While public opinion with respect to the rightness and progress of the war in Iraq has followed a path not unlike that charted during the Vietnam War, one important difference stands out: public attitudes toward the military. Read full analysis at pewresearch.org
Trends in Public Opinion about War in Iraq, 2003-2007
Four years after the launch of the U.S. led invasion on March 19, 2003, public opinion about the war in Iraq has turned decidedly negative. Most Americans regret the decision to use military force. Majorities believe the war is not going well, and most say that the United States should bring its troops home as […]
America’s Image in the World: Findings from the Pew Global Attitudes Project
Remarks of Andrew Kohut to the U.S. House Committee on Foreign Affairs; Subcommittee on International Organizations, Human Rights, and Oversight
Foreign Policy: The Public Sends a Muddled Message
Both the White House and Congress face difficult decisions with respect to foreign policy in the final two years of Bush’s term. Yet, the polls suggest that policymakers can expect little in the way of clear guidance from the public. Opinion surveys find much in the way of public frustration, but little in the way […]
How Reliable Are the Early Presidential Polls?
The flurry of candidate announcements in an open race has spurred media attention to the 2008 presidential contest even earlier in the electoral cycle than usual. But followers of early poll readings on the relative viability of declared candidates should bear in mind some caveats. Early frontrunners for the Republican nomination in most of the […]

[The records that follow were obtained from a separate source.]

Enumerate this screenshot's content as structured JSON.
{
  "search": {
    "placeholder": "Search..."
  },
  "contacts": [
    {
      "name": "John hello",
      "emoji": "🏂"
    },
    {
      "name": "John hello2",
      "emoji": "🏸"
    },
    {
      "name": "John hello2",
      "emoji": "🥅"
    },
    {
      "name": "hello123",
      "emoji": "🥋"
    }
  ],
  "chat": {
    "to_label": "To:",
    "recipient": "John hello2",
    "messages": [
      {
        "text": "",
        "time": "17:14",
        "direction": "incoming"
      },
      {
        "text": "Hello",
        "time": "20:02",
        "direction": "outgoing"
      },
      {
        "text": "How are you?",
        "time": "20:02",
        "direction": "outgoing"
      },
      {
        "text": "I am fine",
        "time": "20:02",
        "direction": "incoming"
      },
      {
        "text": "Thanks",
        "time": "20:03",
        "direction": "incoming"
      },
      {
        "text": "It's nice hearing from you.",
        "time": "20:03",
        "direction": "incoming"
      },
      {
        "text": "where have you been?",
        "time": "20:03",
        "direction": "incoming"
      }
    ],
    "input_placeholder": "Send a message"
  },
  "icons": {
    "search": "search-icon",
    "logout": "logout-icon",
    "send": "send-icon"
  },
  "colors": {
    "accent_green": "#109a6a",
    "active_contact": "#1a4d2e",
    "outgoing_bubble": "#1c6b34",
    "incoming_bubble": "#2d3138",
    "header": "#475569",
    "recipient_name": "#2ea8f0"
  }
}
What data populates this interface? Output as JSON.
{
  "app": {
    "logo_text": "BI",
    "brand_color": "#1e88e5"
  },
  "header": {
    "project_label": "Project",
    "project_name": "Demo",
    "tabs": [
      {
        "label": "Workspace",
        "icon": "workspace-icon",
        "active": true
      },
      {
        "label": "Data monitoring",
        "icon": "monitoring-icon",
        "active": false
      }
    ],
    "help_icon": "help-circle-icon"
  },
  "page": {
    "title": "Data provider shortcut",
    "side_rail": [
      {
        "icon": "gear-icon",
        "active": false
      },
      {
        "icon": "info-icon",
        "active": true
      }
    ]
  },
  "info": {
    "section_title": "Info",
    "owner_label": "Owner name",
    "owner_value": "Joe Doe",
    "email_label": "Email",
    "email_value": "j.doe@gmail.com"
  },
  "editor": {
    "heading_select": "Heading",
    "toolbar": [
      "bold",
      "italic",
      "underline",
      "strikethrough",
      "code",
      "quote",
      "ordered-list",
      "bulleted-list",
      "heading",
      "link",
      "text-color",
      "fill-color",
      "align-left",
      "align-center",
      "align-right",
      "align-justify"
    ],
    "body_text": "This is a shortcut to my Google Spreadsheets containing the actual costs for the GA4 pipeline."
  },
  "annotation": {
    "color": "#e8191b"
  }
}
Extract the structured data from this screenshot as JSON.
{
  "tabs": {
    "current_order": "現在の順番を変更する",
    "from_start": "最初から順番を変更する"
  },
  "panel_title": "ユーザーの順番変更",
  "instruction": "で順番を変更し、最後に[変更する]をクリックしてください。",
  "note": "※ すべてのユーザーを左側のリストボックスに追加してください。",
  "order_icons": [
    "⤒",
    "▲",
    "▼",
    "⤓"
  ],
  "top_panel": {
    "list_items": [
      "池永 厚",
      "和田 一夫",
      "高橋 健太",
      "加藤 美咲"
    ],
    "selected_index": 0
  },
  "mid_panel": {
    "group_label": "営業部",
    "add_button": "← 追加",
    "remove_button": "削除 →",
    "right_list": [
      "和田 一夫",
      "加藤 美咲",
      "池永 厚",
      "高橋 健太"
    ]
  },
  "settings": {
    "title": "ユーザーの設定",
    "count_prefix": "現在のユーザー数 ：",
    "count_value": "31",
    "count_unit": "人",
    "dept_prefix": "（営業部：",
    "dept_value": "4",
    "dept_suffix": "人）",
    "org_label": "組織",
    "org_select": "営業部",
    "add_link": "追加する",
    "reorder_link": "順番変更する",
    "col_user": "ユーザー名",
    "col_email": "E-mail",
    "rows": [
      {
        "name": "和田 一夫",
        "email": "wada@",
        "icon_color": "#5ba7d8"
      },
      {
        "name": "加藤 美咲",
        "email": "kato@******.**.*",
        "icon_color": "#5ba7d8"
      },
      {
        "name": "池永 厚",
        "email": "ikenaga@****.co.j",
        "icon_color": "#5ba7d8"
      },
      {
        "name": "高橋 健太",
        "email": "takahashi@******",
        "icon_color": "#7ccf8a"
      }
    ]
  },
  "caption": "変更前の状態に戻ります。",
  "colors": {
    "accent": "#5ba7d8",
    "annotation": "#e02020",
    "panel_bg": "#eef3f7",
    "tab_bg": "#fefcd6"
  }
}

Can You Trust What Polls Say about Obama’s Electoral Prospects?
The strong showing of Democrat Barack Obama in early trial heat polls for the 2008 presidential election raises anew the question of whether the American public is ready to support an African American candidate for president. Recent polling points to two significant shifts on this question. Read the full analysis at PewResearch.org
The Complicated Politics of Free Trade
Crafting effective U.S. trade policies in an era of rapid economic globalization is tough. But the politics of free trade are even tougher — particularly for Democrats, according to a recent national survey conducted by the Pew Research Center for the People & the Press. Read the full analysis at pewresearch.org
What Was — and Wasn’t on the Public’s Mind
Once again, public opinion played a major role in the most important news stories of the year. Some of the strongest 2006 trends in public opinion carried over from previous years — notably growing concern about the Iraq war and mounting dissatisfaction with the performance of the Republican-controlled Congress. In the case of another continuing […]
Civil War: What’s in a Name?
IrA mostly insiders-only debate about whether Iraq is in a state of civil war broke out into the open last week when two major news organizations announced that they would henceforth refer to the conflict as a civil war. According to polling in September by the Pew Research Center, much of the public had already […]
Election ’06: Big Changes in Some Key Groups
Post-mortems on the election have rightly focused on a few big themes: the impact of the war, opinions about President Bush, and the strong Democratic performance among moderates and independents. But the shifting allegiance of some other important voter groups has gotten relatively less attention. One of the biggest stories is about young people. Another […]
The Real Message of the Midterms
A sweeping election tends to invite sweeping conclusions — and the Democrats’ takeover of both houses of Congress this November provides a tempting array of opportunities for exaggeration or misinterpretation. With that in mind, let’s look at the major lessons to be gleaned from the exit polls and opinion polls about how America voted this […]
Centrists Deliver for Democrats
The political center forcefully asserted itself in Tuesday’s midterms. The national exit poll showed that political independents, who divided their votes evenly between George Bush and John Kerry in 2004, swung decisively in favor of the Democrats. With roughly nine-in-ten Republicans and Democrats casting ballots for representatives of their parties, just as they did two […]